Private home prices in Singapore rose at a faster pace last year.
Private home prices in Singapore, excluding executive condominiums (ECs), increased at a faster pace last year. On the other hand, the decline in HDB resale prices slowed down.
According to latest statistics released by the Urban Redevelopment Authority (URA) on Friday (25 Jan), private residential prices eased by 0.1 percent on a quarterly basis – the first drop in six straight quarters since Q2 2017. But for the whole of 2018, private home prices rose 7.9 percent following a 1.1 percent uptick in 2017.
“Prices of landed properties declined by 2.0 percent in Q4 2018, compared with a 2.3 percent increase in the previous quarter. Prices of non-landed properties increased by 0.5 percent, after remaining unchanged in the previous quarter. For the whole of 2018, prices of landed properties rose by 6.3 percent, while those of non-landed properties rose by 8.3 percent,” said URA.
In particular, prices of non-landed properties in the Core Central Region (CCR), Rest of Central Region (RCR) and Outside Central Region (OCR) grew at an annual rate of 6.7 percent, 7.4 percent and 9.4 percent respectively.
As for rents, it slid 1.0 percent during the last quarter of 2018 versus a 0.3 percent rise in the previous three-month period. For the whole of 2018, rents edged up by 0.6 percent, reversing the 1.9 percent fall in 2017.
Moreover, developers launched a total of 8,769 uncompleted private homes (excluding ECs) in 2018, up from 6,020 units in the previous year. However, sales declined from 10,566 units in 2017 to 8,795 units.
At the end of last quarter, the total supply of uncompleted private homes in the pipeline with planning approvals (excluding ECs) reached 51,498 units. Of this, 34,824 units remain unsold during the quarter compared to 30,467 units in Q3 2018.
Meanwhile, data from the Housing Board showed that for the whole of 2018, HDB resale prices contracted by 0.9 percent, an improvement from the 1.5 percent drop in 2017.
According to ERA Realty Network, HDB resale prices continue to fall due to several factors. For instance, there is a concern over dwindling leases as there are restrictions on the usage of CPF funds when buying HDB flats with a remaining lease of below 60 years.
Mortgages offered by private banks also now come with smaller loan-to-value (LTV) limits of up to 75 percent compared to 70 percent previously. In addition, HDB flat buyers have become more conservative when making offers to sellers as housing loan interest rates have been increasing gradually in 2018, and buyers don’t want to pay above valuation, except for units with good attributes.
Data also revealed that HDB resale deals dropped by 20.2 percent from 7,063 cases in Q3 2018 to 5,637 cases in the period under review. On a yearly basis, resale volume dipped 1.8 percent in Q4 2018. For the entire year, resale transactions rose 4.6 percent to 23,099 cases versus 22,077 cases in 2017.

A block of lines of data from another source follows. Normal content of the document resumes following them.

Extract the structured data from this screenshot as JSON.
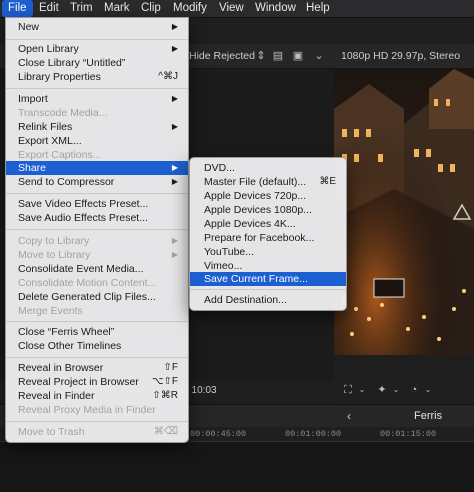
{
  "menubar": {
    "items": [
      "File",
      "Edit",
      "Trim",
      "Mark",
      "Clip",
      "Modify",
      "View",
      "Window",
      "Help"
    ]
  },
  "browser_toolbar": {
    "filter": "Hide Rejected"
  },
  "viewer_toolbar": {
    "format": "1080p HD 29.97p, Stereo"
  },
  "browser_status": {
    "text": ", 10:03"
  },
  "timeline": {
    "name": "Ferris Wheel",
    "ruler": [
      "00:00:45:00",
      "00:01:00:00",
      "00:01:15:00"
    ]
  },
  "file_menu": {
    "items": [
      {
        "label": "New",
        "shortcut": "",
        "submenu": true,
        "disabled": false
      },
      {
        "label": "Open Library",
        "shortcut": "",
        "submenu": true,
        "disabled": false
      },
      {
        "label": "Close Library “Untitled”",
        "shortcut": "",
        "submenu": false,
        "disabled": false
      },
      {
        "label": "Library Properties",
        "shortcut": "^⌘J",
        "submenu": false,
        "disabled": false
      },
      {
        "label": "Import",
        "shortcut": "",
        "submenu": true,
        "disabled": false
      },
      {
        "label": "Transcode Media...",
        "shortcut": "",
        "submenu": false,
        "disabled": true
      },
      {
        "label": "Relink Files",
        "shortcut": "",
        "submenu": true,
        "disabled": false
      },
      {
        "label": "Export XML...",
        "shortcut": "",
        "submenu": false,
        "disabled": false
      },
      {
        "label": "Export Captions...",
        "shortcut": "",
        "submenu": false,
        "disabled": true
      },
      {
        "label": "Share",
        "shortcut": "",
        "submenu": true,
        "disabled": false,
        "highlighted": true
      },
      {
        "label": "Send to Compressor",
        "shortcut": "",
        "submenu": true,
        "disabled": false
      },
      {
        "label": "Save Video Effects Preset...",
        "shortcut": "",
        "submenu": false,
        "disabled": false
      },
      {
        "label": "Save Audio Effects Preset...",
        "shortcut": "",
        "submenu": false,
        "disabled": false
      },
      {
        "label": "Copy to Library",
        "shortcut": "",
        "submenu": true,
        "disabled": true
      },
      {
        "label": "Move to Library",
        "shortcut": "",
        "submenu": true,
        "disabled": true
      },
      {
        "label": "Consolidate Event Media...",
        "shortcut": "",
        "submenu": false,
        "disabled": false
      },
      {
        "label": "Consolidate Motion Content...",
        "shortcut": "",
        "submenu": false,
        "disabled": true
      },
      {
        "label": "Delete Generated Clip Files...",
        "shortcut": "",
        "submenu": false,
        "disabled": false
      },
      {
        "label": "Merge Events",
        "shortcut": "",
        "submenu": false,
        "disabled": true
      },
      {
        "label": "Close “Ferris Wheel”",
        "shortcut": "",
        "submenu": false,
        "disabled": false
      },
      {
        "label": "Close Other Timelines",
        "shortcut": "",
        "submenu": false,
        "disabled": false
      },
      {
        "label": "Reveal in Browser",
        "shortcut": "⇧F",
        "submenu": false,
        "disabled": false
      },
      {
        "label": "Reveal Project in Browser",
        "shortcut": "⌥⇧F",
        "submenu": false,
        "disabled": false
      },
      {
        "label": "Reveal in Finder",
        "shortcut": "⇧⌘R",
        "submenu": false,
        "disabled": false
      },
      {
        "label": "Reveal Proxy Media in Finder",
        "shortcut": "",
        "submenu": false,
        "disabled": true
      },
      {
        "label": "Move to Trash",
        "shortcut": "⌘⌫",
        "submenu": false,
        "disabled": true
      }
    ]
  },
  "share_menu": {
    "items": [
      {
        "label": "DVD...",
        "shortcut": ""
      },
      {
        "label": "Master File (default)...",
        "shortcut": "⌘E"
      },
      {
        "label": "Apple Devices 720p...",
        "shortcut": ""
      },
      {
        "label": "Apple Devices 1080p...",
        "shortcut": ""
      },
      {
        "label": "Apple Devices 4K...",
        "shortcut": ""
      },
      {
        "label": "Prepare for Facebook...",
        "shortcut": ""
      },
      {
        "label": "YouTube...",
        "shortcut": ""
      },
      {
        "label": "Vimeo...",
        "shortcut": ""
      },
      {
        "label": "Save Current Frame...",
        "shortcut": "",
        "highlighted": true
      },
      {
        "label": "Add Destination...",
        "shortcut": ""
      }
    ]
  },
  "colors": {
    "highlight": "#1c5fd0",
    "menu_bg": "#ececee",
    "app_bg": "#1e1e1e"
  }
}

For 2019, ERA expects total HDB resale transactions to rise by about 5.0 percent year-on-year to over 24,000 units, while HDB resale prices could see a marginal increase of 1.0 percent.
HDB also nnounced that it will release around 15,000 new flats for sale in 2019. The first Build-To-Order (BTO) exercise will be held in February, offering about 3,100 HDB flats in Jurong West, Sengkang and Kallang Whampoa.
Romesh Navaratnarajah, Senior Editor at PropertyGuru, edited this story. To contact him about this or other stories, email email@example.com